I'm used to seeing headshots lined up on a wall at a casting office or theatre lobby, but nothing could have prepared me for the entire floor of a building dedicated to double-sided walls of genocide victim portraits. These beautiful men and women were photographed before they were tortured, imprisoned, brutally beaten and left to rot in the killing fields of Cambodia. Their eyes belie confusion, anger, fear, and resignation. In the audio guide from the Choeung Ek Killing Field outside of Phnom Penh, the voiceover earnestly implores the audience to learn from history, to recognize warning signs and acknowledge that horrible atrocities can happen anywhere. The genocide in Cambodia left nearly 3 million people dead, only 30 years ago. It was a tragedy, like many others, I never learned about in any history class.
The responsibility then (as always) to learn from human history is an individual endeavor; one cannot rely upon an educational system or skill-training program to outfit you with every perspective needed to be a discerning citizen or qualified decision-maker. It can be hard to find trustworthy sources, or even be motivated to research, but if you are an artist, a business person, or anyone hoping to have an ounce of influence on humanity during your time on this planet, you owe it to yourself to spend some serious time first looking backward.
I am not the first American to travel to Asia. I am not the first vocalist to wrestle with medium and message. I am not the first improvisor aspiring to use the form to aide communities with skills such as communication, confidence, and acceptance. I am, however, humble enough to look back to those who have pioneered before me and learn from all of their wisdom. I can stare at the faces of those needlessly killed by greed and corruption and recommit myself to leaving this world a little better for me having been there. I can think and act on behalf of those who cannot do so themselves, and I can respect the fact that I may never have all the answers. Not only Can I, but I Must.
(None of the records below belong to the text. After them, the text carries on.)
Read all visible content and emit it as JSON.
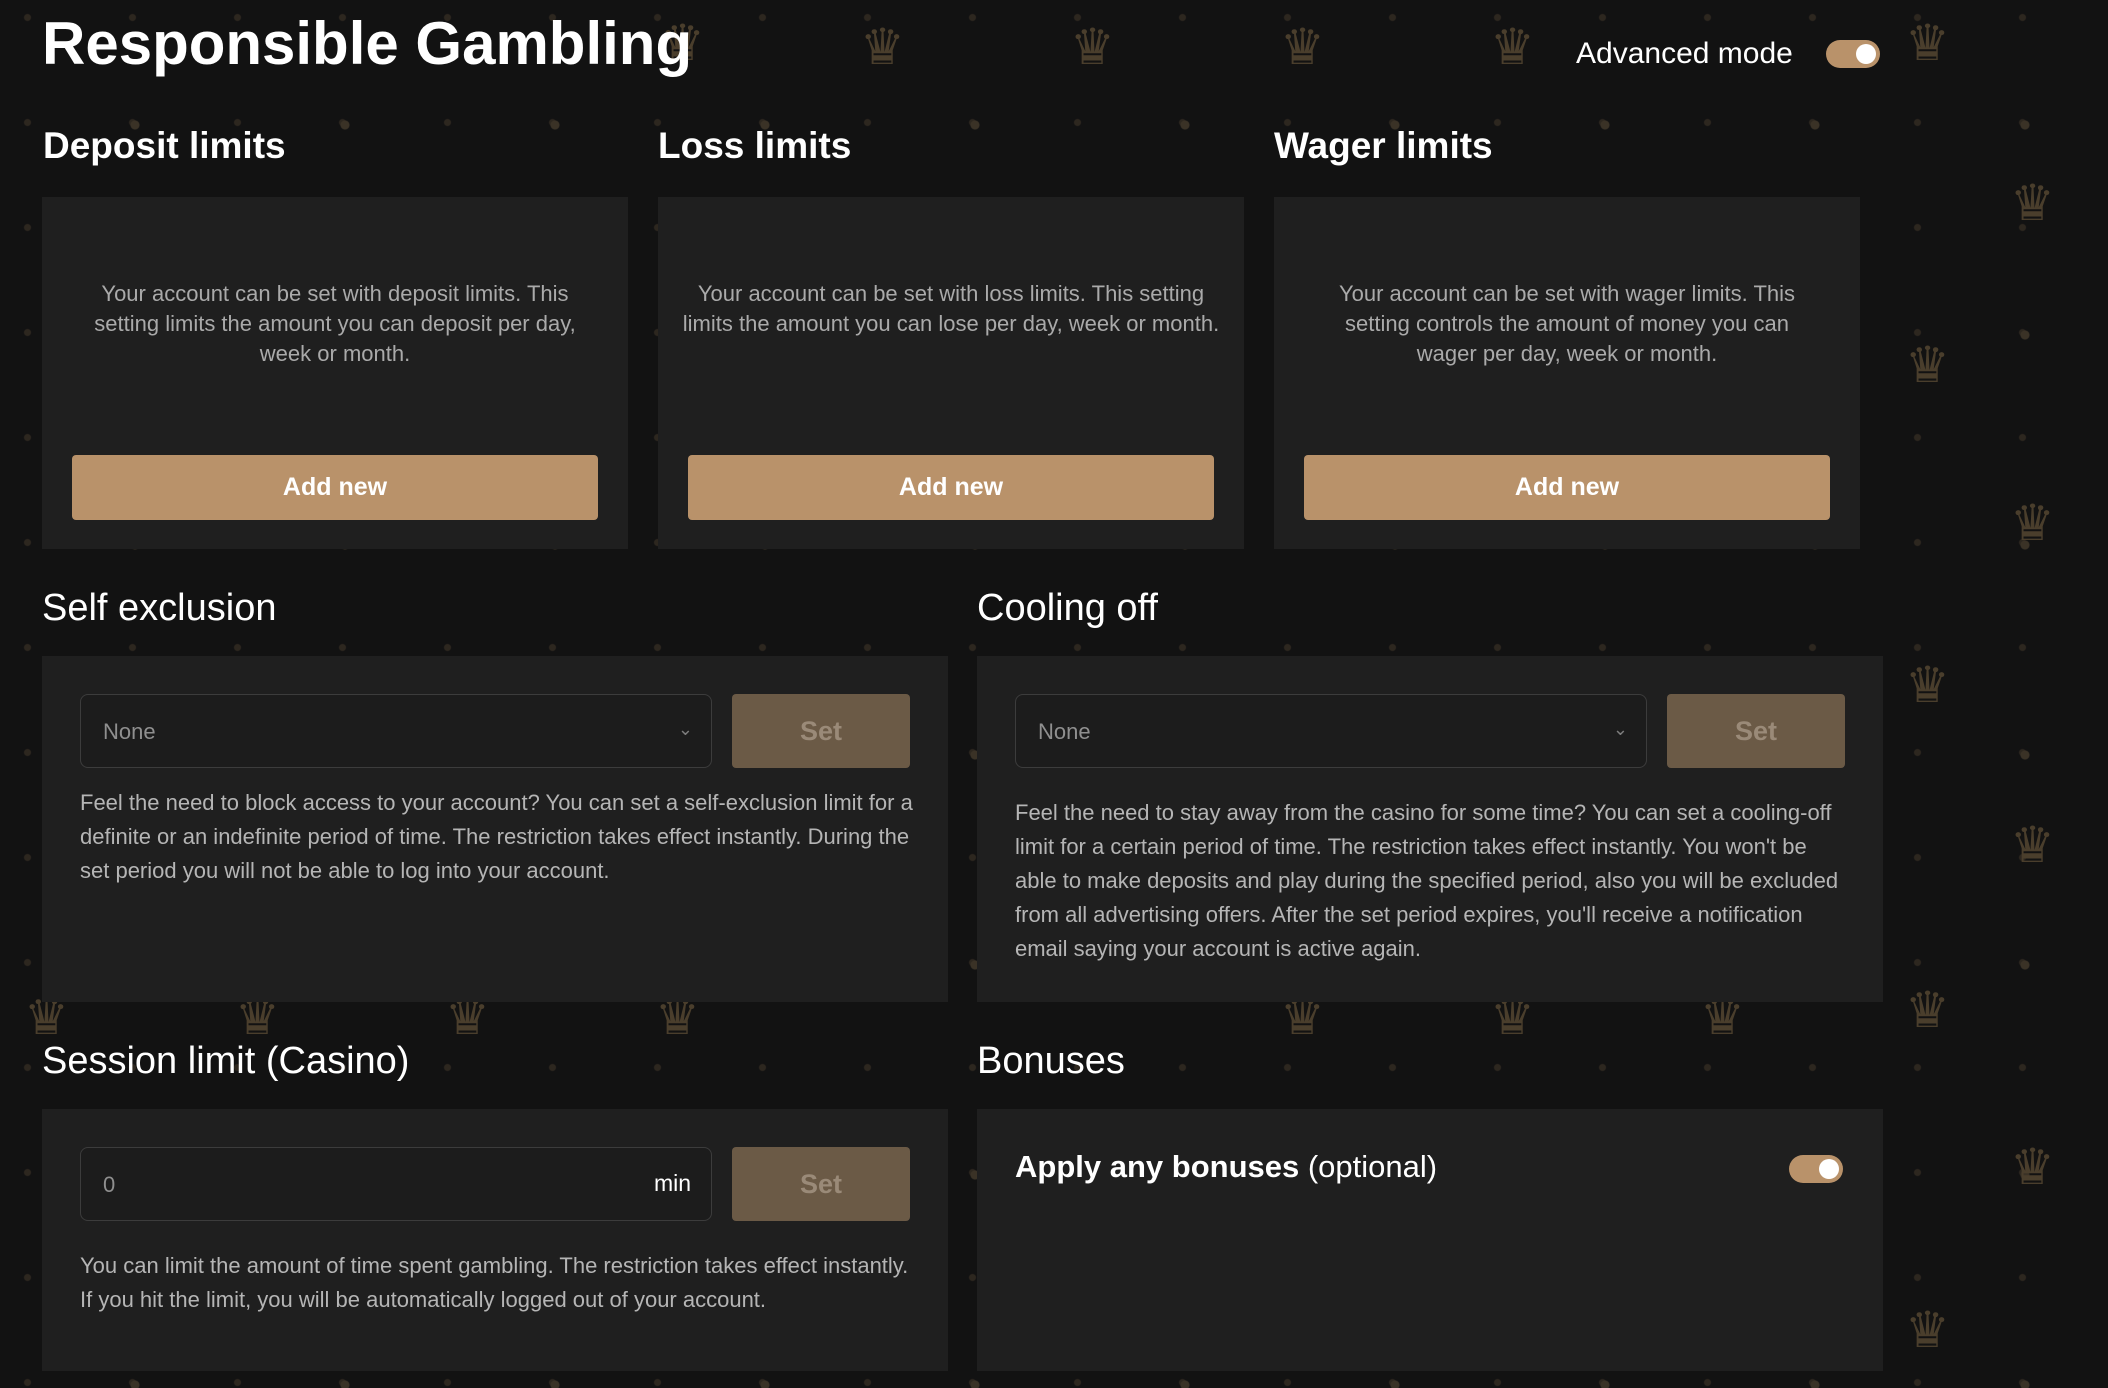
{
  "header": {
    "title": "Responsible Gambling",
    "advanced_mode_label": "Advanced mode",
    "advanced_mode_on": true
  },
  "limits": [
    {
      "title": "Deposit limits",
      "description": "Your account can be set with deposit limits. This setting limits the amount you can deposit per day, week or month.",
      "button": "Add new"
    },
    {
      "title": "Loss limits",
      "description": "Your account can be set with loss limits. This setting limits the amount you can lose per day, week or month.",
      "button": "Add new"
    },
    {
      "title": "Wager limits",
      "description": "Your account can be set with wager limits. This setting controls the amount of money you can wager per day, week or month.",
      "button": "Add new"
    }
  ],
  "self_exclusion": {
    "title": "Self exclusion",
    "select_value": "None",
    "button": "Set",
    "description": "Feel the need to block access to your account? You can set a self-exclusion limit for a definite or an indefinite period of time. The restriction takes effect instantly. During the set period you will not be able to log into your account."
  },
  "cooling_off": {
    "title": "Cooling off",
    "select_value": "None",
    "button": "Set",
    "description": "Feel the need to stay away from the casino for some time? You can set a cooling-off limit for a certain period of time. The restriction takes effect instantly. You won't be able to make deposits and play during the specified period, also you will be excluded from all advertising offers. After the set period expires, you'll receive a notification email saying your account is active again."
  },
  "session_limit": {
    "title": "Session limit (Casino)",
    "input_value": "0",
    "unit": "min",
    "button": "Set",
    "description": "You can limit the amount of time spent gambling. The restriction takes effect instantly. If you hit the limit, you will be automatically logged out of your account."
  },
  "bonuses": {
    "title": "Bonuses",
    "label_bold": "Apply any bonuses",
    "label_optional": "(optional)",
    "enabled": true
  },
  "colors": {
    "accent": "#b9926a",
    "background": "#121212",
    "card": "#1f1f1f",
    "set_button": "#6b5a46"
  }
}
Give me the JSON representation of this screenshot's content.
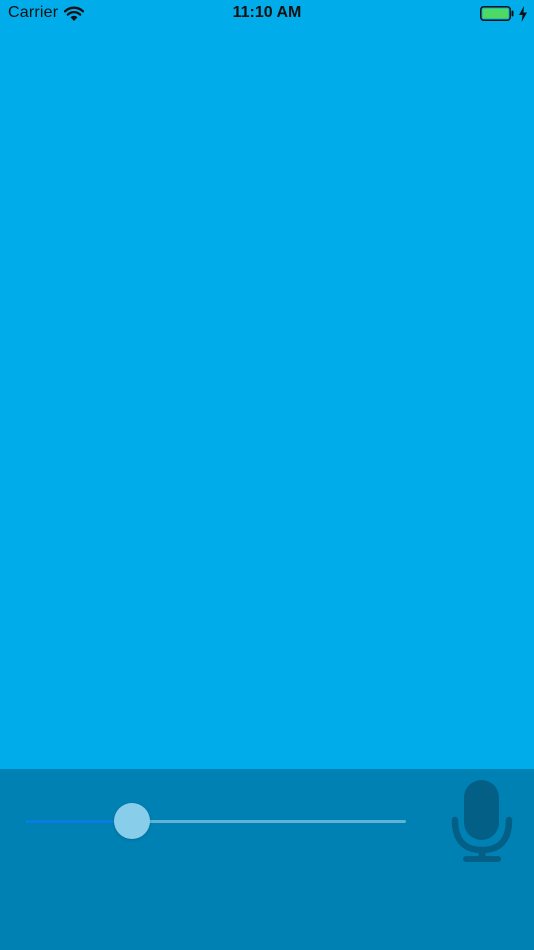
{
  "status_bar": {
    "carrier": "Carrier",
    "time": "11:10 AM",
    "battery_color": "#4cd964"
  },
  "colors": {
    "content_background": "#00adea",
    "panel_background": "#0081b4",
    "slider_fill": "#0a7ce0",
    "slider_track": "#5fb3d6",
    "slider_thumb": "#88cdea",
    "mic_icon": "#045f87"
  },
  "controls": {
    "slider_value": 0.28,
    "mic_icon": "microphone-icon"
  }
}
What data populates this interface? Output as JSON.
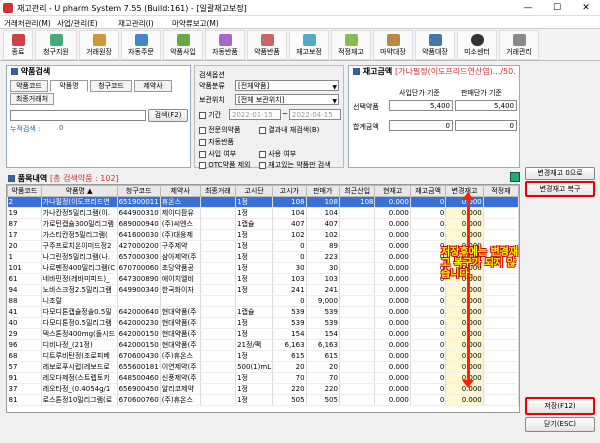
{
  "window": {
    "title": "재고관리 - U pharm System 7.55 (Build:161) - [일괄재고보정]",
    "min": "—",
    "max": "☐",
    "close": "✕"
  },
  "menu": [
    "거래처관리(M)",
    "사업/관리(E)",
    "재고관리(I)",
    "마약류보고(M)"
  ],
  "toolbar": [
    "종료",
    "청구지원",
    "거래원장",
    "자동주문",
    "약품사입",
    "자동반품",
    "약품반품",
    "재고보정",
    "적정재고",
    "마약대장",
    "약품대장",
    "미소센터",
    "거래관리"
  ],
  "drug_search": {
    "title": "약품검색",
    "tabs": [
      "약품코드",
      "약품명",
      "청구코드",
      "제약사",
      "최종거래처"
    ],
    "active_tab": "약품명",
    "search_button": "검색(F2)",
    "cumulative_label": "누적검색 :",
    "cumulative_value": "0"
  },
  "options": {
    "title": "검색옵션",
    "category_label": "약품분류",
    "category_value": "[전체약품]",
    "location_label": "보관위치",
    "location_value": "[전체 보관위치]",
    "period_label": "기간",
    "date_from": "2022-01-15",
    "date_sep": "~",
    "date_to": "2022-04-15",
    "checks": [
      {
        "label": "전문의약품",
        "on": false
      },
      {
        "label": "결과내 재검색(B)",
        "on": false
      },
      {
        "label": "자동반품",
        "on": false
      },
      {
        "label": "사입 여부",
        "on": false
      },
      {
        "label": "사용 여부",
        "on": false
      },
      {
        "label": "OTC약품 제외",
        "on": false
      },
      {
        "label": "재고있는 약품만 검색",
        "on": false
      }
    ]
  },
  "stock_amount": {
    "title": "재고금액",
    "subtitle": "[가나필정(이도프리드연산염).../50.",
    "col1": "사입단가 기준",
    "col2": "판매단가 기준",
    "row1": "선택약품",
    "row1_v1": "5,400",
    "row1_v2": "5,400",
    "row2": "합계금액",
    "row2_v1": "0",
    "row2_v2": "0"
  },
  "list": {
    "title": "품목내역",
    "count_text": "[총 검색약품 : 102]",
    "headers": [
      "약품코드",
      "약품명 ▲",
      "청구코드",
      "제약사",
      "최종거래",
      "고시단",
      "고시가",
      "판매가",
      "최근산입",
      "현재고",
      "재고금액",
      "변경재고",
      "적정재"
    ],
    "rows": [
      [
        "2",
        "가나필정(이도프리드연",
        "651900011",
        "휴온스",
        "",
        "1정",
        "108",
        "108",
        "108",
        "0.000",
        "0",
        "0.000",
        ""
      ],
      [
        "19",
        "가나칸정5밀리그램(이.",
        "644900310",
        "제이디팜유",
        "",
        "1정",
        "104",
        "104",
        "",
        "0.000",
        "0",
        "0.000",
        ""
      ],
      [
        "87",
        "가로틴캡슐300밀리그램",
        "689000940",
        "(주)씨엔스",
        "",
        "1캡슐",
        "407",
        "407",
        "",
        "0.000",
        "0",
        "0.000",
        ""
      ],
      [
        "17",
        "가스티칸정5밀리그램(",
        "641600030",
        "(주)대웅제",
        "",
        "1정",
        "102",
        "102",
        "",
        "0.000",
        "0",
        "0.000",
        ""
      ],
      [
        "20",
        "구주프로치온이미드정2",
        "427000200",
        "구주제약",
        "",
        "1정",
        "0",
        "89",
        "",
        "0.000",
        "0",
        "0.000",
        ""
      ],
      [
        "1",
        "나그린정5밀리그램(나.",
        "657000300",
        "삼아제약(주",
        "",
        "1정",
        "0",
        "223",
        "",
        "0.000",
        "0",
        "0.000",
        ""
      ],
      [
        "101",
        "나르펜정400밀리그램(C",
        "670700060",
        "초당약품공",
        "",
        "1정",
        "30",
        "30",
        "",
        "0.000",
        "0",
        "0.000",
        ""
      ],
      [
        "61",
        "네바민정(레바미피드)_",
        "647300890",
        "에이치엘비",
        "",
        "1정",
        "103",
        "103",
        "",
        "0.000",
        "0",
        "0.000",
        ""
      ],
      [
        "94",
        "노바스크정2.5밀리그램",
        "649900340",
        "한국화이자",
        "",
        "1정",
        "241",
        "241",
        "",
        "0.000",
        "0",
        "0.000",
        ""
      ],
      [
        "88",
        "니조랄",
        "",
        "",
        "",
        "",
        "0",
        "9,000",
        "",
        "0.000",
        "0",
        "0.000",
        ""
      ],
      [
        "41",
        "다모디톤캡슐정솔0.5밀",
        "642000640",
        "현대약품(주",
        "",
        "1캡슐",
        "539",
        "539",
        "",
        "0.000",
        "0",
        "0.000",
        ""
      ],
      [
        "40",
        "다모디톤정0.5밀리그램",
        "642000230",
        "현대약품(주",
        "",
        "1정",
        "539",
        "539",
        "",
        "0.000",
        "0",
        "0.000",
        ""
      ],
      [
        "29",
        "덱스톤정400mg(돌시드",
        "642000150",
        "현대약품(주",
        "",
        "1정",
        "154",
        "154",
        "",
        "0.000",
        "0",
        "0.000",
        ""
      ],
      [
        "96",
        "디비나정_(21정)",
        "642000150",
        "현대약품(주",
        "",
        "21정/팩",
        "6,163",
        "6,163",
        "",
        "0.000",
        "0",
        "0.000",
        ""
      ],
      [
        "68",
        "디트루비탄정(조로피베",
        "670600430",
        "(주)휴온스",
        "",
        "1정",
        "615",
        "615",
        "",
        "0.000",
        "0",
        "0.000",
        ""
      ],
      [
        "57",
        "레보로푸시럽(레보드로",
        "655600181",
        "이연제약(주",
        "",
        "500(1)mL",
        "20",
        "20",
        "",
        "0.000",
        "0",
        "0.000",
        ""
      ],
      [
        "91",
        "레오다제정(스트렙토키",
        "648500460",
        "신풍제약(주",
        "",
        "1정",
        "70",
        "70",
        "",
        "0.000",
        "0",
        "0.000",
        ""
      ],
      [
        "37",
        "레오타정_(0.4054g/1",
        "656900450",
        "알리코제약",
        "",
        "1정",
        "220",
        "220",
        "",
        "0.000",
        "0",
        "0.000",
        ""
      ],
      [
        "81",
        "로스톤정10밀리그램(로",
        "670600760",
        "(주)휴온스",
        "",
        "1정",
        "505",
        "505",
        "",
        "0.000",
        "0",
        "0.000",
        ""
      ]
    ]
  },
  "side": {
    "diff_button": "변경재고 0으로",
    "restore_button": "변경재고 복구",
    "save_button": "저장(F12)",
    "close_button": "닫기(ESC)"
  },
  "annotation": "저장후에는 변경재고 복구가 되지 않습니다.",
  "colors": {
    "highlight_red": "#e00000",
    "selection": "#3a6fd8",
    "annotation_text": "#ffff00"
  }
}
Well, that's it guys, my list of 10 things I learned while backpacking Southeast Asia. I will write more soon on the topic, I'm sure, and am happy to answer any questions or listen to any feedback you have if you leave it in the comments section. Thank you for your time and interest in my travels, I wish you many happy voyages a